Gaining Permission to Survey is Critical to Complete Projects in a Timely Manner and Safely
Why the concern about permission to survey? There are several key issues which include, but are not limited to, breaking the law by trespassing and the ability to compete projects in a timely manner.
Before discussing the two concerns listed above, let’s discuss the three primary types of property/land to be surveyed.
Most of us in the Oil and Gas industry think of property/land as being federal, state, or private. In the case of government owned property/land the federal government also owns the mineral rights as well. The Bureau of Land Management (BLM) is one of four government agencies that manage various government owned property/land. The BLM manages government owned properties that contain mineral rights. For state owned property it also owns the mineral rights. Private landowners may or may not own the mineral rights within their property.
If a private landowner owns only the surface rights and not the mineral rights that also creates challenges to gain permission to survey for several reasons. One point to consider is that the landowner typically has very little incentive to allow people on their property because they are not participating in a well or wells that will be drilled and produced. So, many times, by virtue of a signed Surface Use Agreement, or SUA, the landowner knows a survey will be performed at some point, just not the exact date….which could be weeks or months after the Landman’s contact with the landowner. From the operator’s standpoint, some think a signed agreement or SUA means the surveyor has permission….maybe yes and maybe no…it depends. Those two words “it depends” can be the most frustrating words when it comes to business and project management. Another time on that saga.

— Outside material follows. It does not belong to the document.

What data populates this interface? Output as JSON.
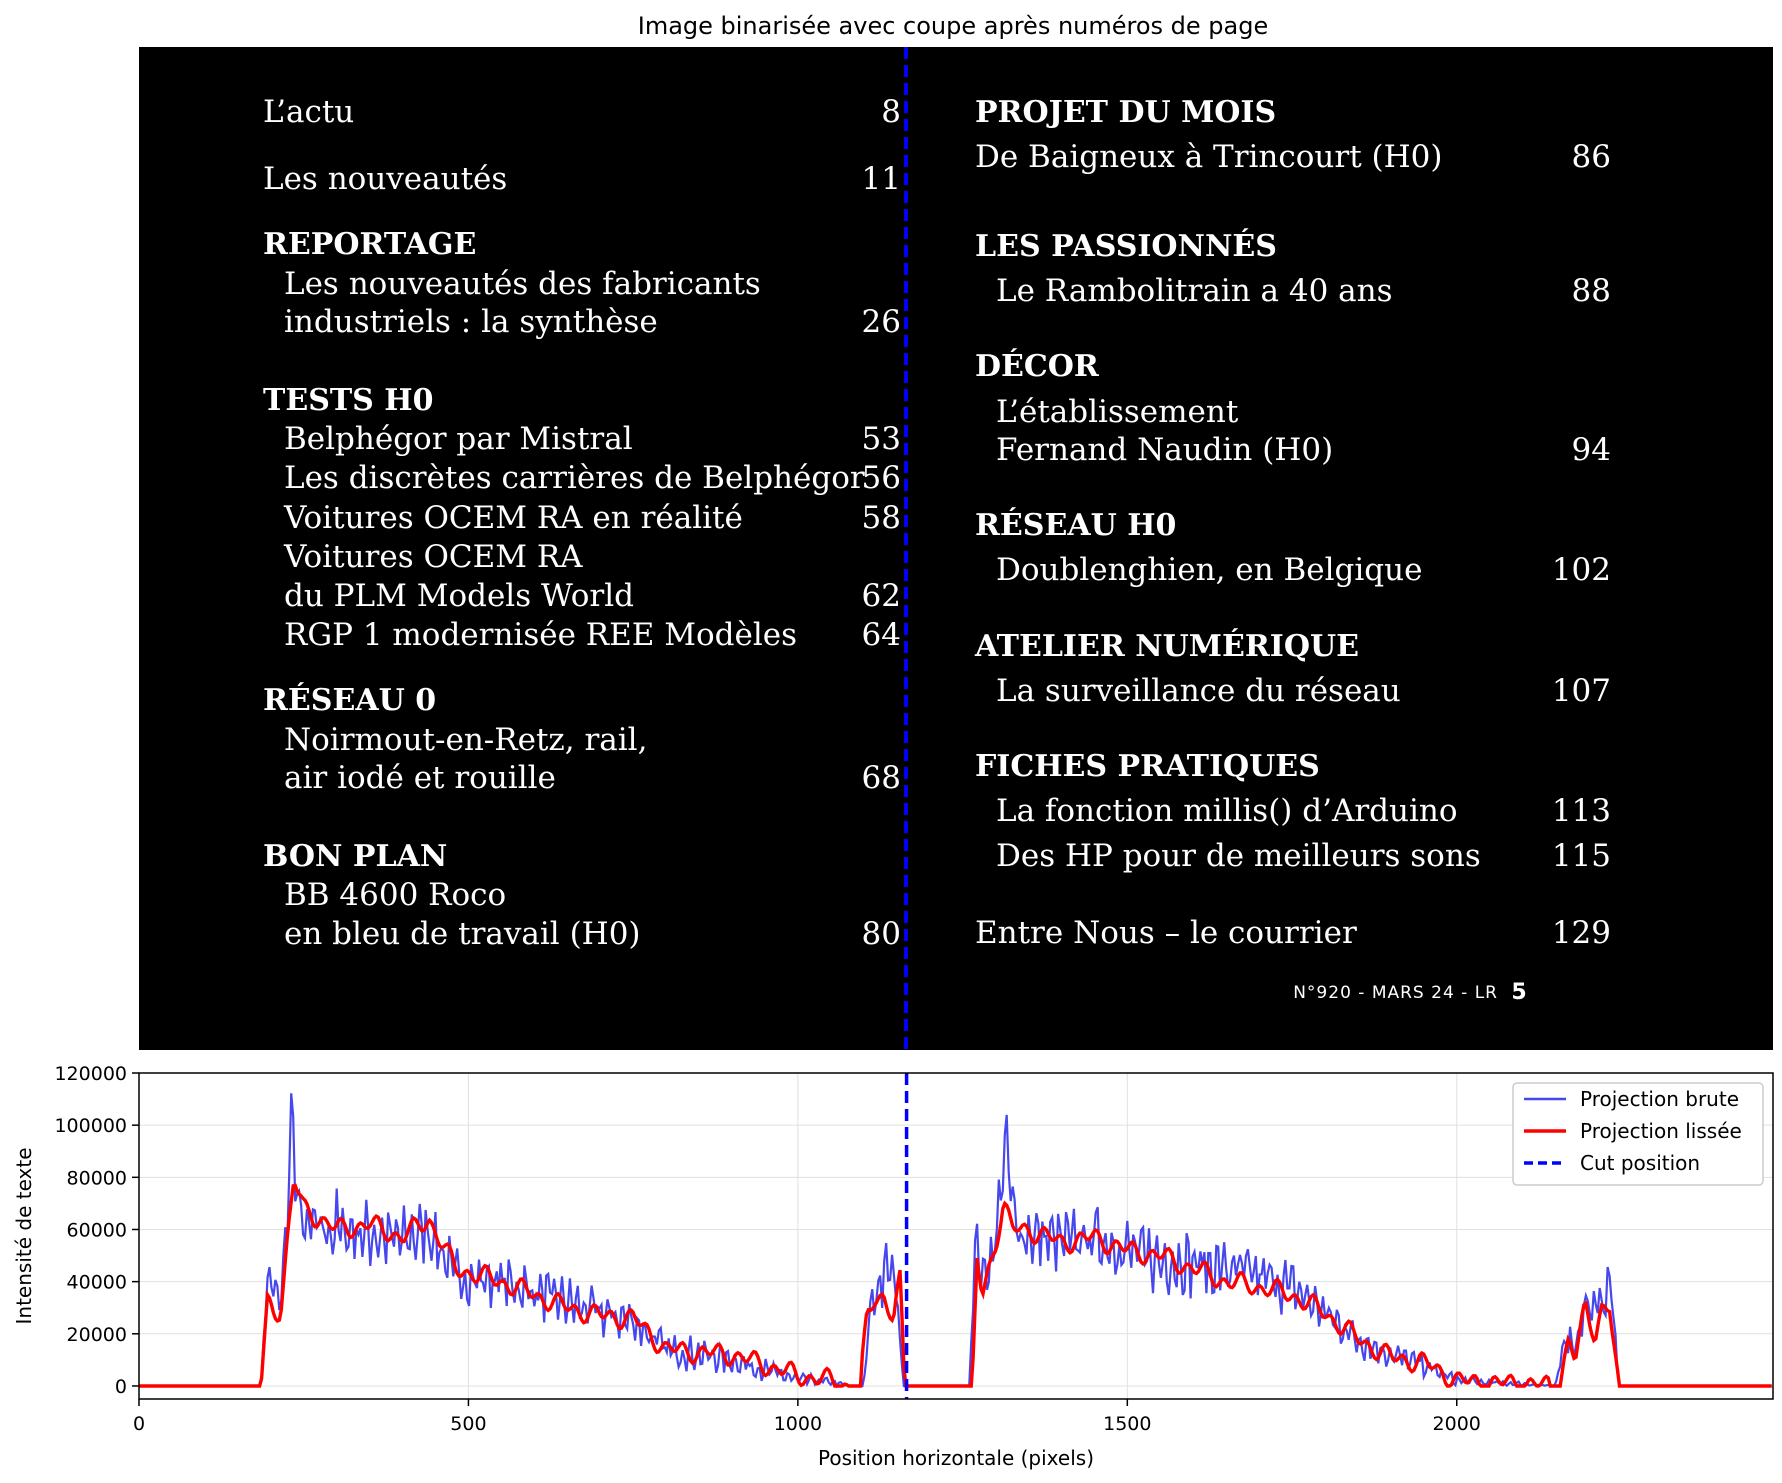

The first point to consider is that once the operator gives us the survey request with instructions, one of our first questions back to them is “Do we have permission to survey?” Upon asking that question, we get a multitude of responses, such as:
“Yes, I talked to the Landowner yesterday, they know you’re coming”.
“Yes, but let me call the Landowner and let them know you’re coming”.
“Yes, but call the Landowner when you’re going out”.
“Uh, I don’t know…. good question, let me check on that”….and sometimes we don’t have permission and the staking is delayed.
Again, no survey crew wants to be on a landowner’s property without permission…it’s trespassing in most states. Also, you may catch a landowner on a bad day and it’s typically not an enjoyable experience for something that is completely controllable.
A second point to consider is that timing and schedule are always major factors in achieving successful completion of a project. Therefore, communication across the entire project regarding the surveyor’s role, and the time required to seek and receive permission to survey, is essential for successful completion of a project as well.
Pipeline construction is a good example of the importance of timing and schedule. When starting a pipeline project of any distance, say 7 to 50 miles or beyond, it is also important to get permission for the field survey approved in the order of the proposed pipeline route starting from point mile zero to the endpoint of mile 50. Why? The field survey work can jump back and forth as needed between portions of the proposed pipeline route and adjust data as the project moves along.
However, the customer MAY have time specific deliverables which may require the field survey work to be completed starting at mile 0, mile 1, mile 2 and sequentially to allow for timely delivery of drafting or engineering data for example. Conversely, waiting until the end of the project, then allowing survey sync up of all field data and THEN submitting the deliverables to be produced creates a HUGE disconnect on customer expectations. As we know, not meeting a customer’s expectations creates disappointment and an unhappy customer. It’s an unforced error on the customer’s part for not getting ALL the Landowners permission to survey and a missed opportunity by the Surveying service provider to provide critical success factors for the project.
There are other options to consider to gain access to property/land to allow a survey to be completed.
One way of accessing land that requires surveying is via Right-of-Entry (ROE) laws. The laws vary state
by state, and, some states do not have ROE laws at all. Before a ROE law is relied upon the law for a state must be examined closely as the law varies greatly from state to state. The law describes the rights to use some part of a property for specific purposes or easement(s). The intent of this law is to permit surveyors, in the performance of surveying surfaces, to enter upon lands without permission or legal consequence like trespassing. In some ROE states surveyors are required to give reasonable notice, when possible, to the owner before entering their land or property. In fact, even a reasonable attempt to provide notice is sufficient. This is not true in all ROE states. The terms ROE and easements are often used interchangeably and both vary greatly from state to state also. Additionally, each law may have sub categories as well. However, these ROE laws afford surveys conducted by government employees more protection than those conducted by private survey services.
A second way and relatively simple way to request and receive permission to survey is a signed surface use agreement with the landowner. SUA was briefly mentioned early, the SUA would state the specific area(s) of the property to be surveyed and would be signed by both the landowner and the Landman or representative of the company he or she represents. It is important to identify any neighboring properties that the surveyor may have to enter as well which might require permission to enter also.
No matter how small or large a project may be, this is an extremely important issue to review. Then an appropriate method can be agreed upon for future surveys. Remember, that landowners are NEVER happy to see someone, or in our case a Land Surveyor, show up on their property to survey without receiving permission beforehand!
By Parrish Salyers